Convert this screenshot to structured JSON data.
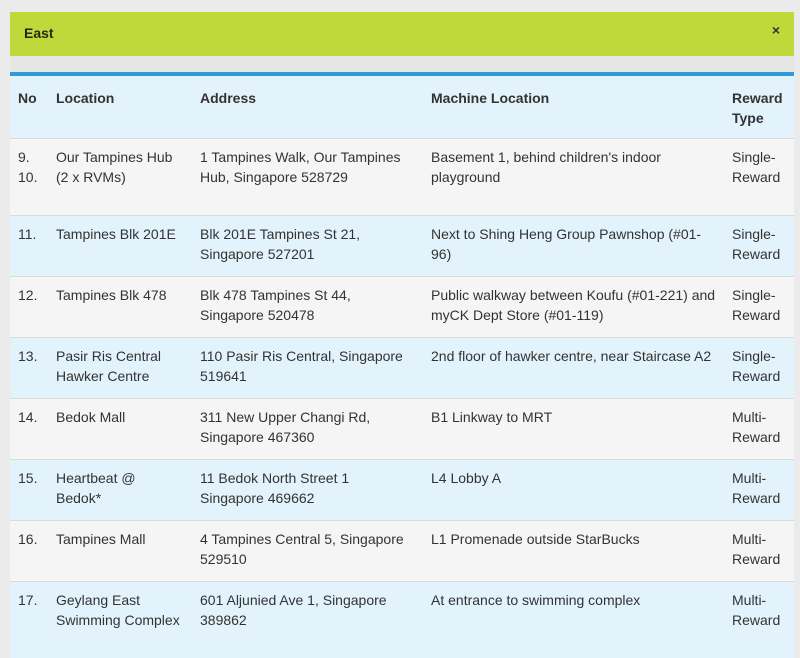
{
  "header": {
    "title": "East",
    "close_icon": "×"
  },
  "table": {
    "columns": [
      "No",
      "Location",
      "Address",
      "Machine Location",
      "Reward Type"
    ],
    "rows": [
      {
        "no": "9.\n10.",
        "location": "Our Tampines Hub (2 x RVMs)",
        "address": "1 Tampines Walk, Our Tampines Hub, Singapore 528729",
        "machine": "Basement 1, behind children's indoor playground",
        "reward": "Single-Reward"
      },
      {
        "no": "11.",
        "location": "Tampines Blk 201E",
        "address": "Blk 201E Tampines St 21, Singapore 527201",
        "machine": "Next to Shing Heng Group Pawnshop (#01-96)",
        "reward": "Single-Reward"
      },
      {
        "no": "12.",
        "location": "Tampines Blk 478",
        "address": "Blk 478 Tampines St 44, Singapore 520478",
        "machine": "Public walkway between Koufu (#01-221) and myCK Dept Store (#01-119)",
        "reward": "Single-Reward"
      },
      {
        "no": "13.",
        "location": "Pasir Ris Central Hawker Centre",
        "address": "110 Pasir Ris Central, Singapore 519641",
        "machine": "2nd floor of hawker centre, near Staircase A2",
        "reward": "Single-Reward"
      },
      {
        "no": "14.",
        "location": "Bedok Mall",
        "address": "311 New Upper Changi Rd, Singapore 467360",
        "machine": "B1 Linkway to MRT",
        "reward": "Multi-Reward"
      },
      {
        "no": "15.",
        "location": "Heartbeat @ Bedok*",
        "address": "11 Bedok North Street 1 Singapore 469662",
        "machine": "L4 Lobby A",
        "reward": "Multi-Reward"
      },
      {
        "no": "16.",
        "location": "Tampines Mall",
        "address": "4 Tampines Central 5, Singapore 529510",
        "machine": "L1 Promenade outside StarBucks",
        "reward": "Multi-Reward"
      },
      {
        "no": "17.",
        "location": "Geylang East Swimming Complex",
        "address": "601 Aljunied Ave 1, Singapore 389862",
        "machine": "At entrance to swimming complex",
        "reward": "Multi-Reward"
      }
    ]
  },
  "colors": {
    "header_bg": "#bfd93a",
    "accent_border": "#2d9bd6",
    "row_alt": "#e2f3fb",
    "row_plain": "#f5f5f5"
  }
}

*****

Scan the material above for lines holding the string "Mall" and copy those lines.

        "location": "Bedok Mall",
        "location": "Tampines Mall",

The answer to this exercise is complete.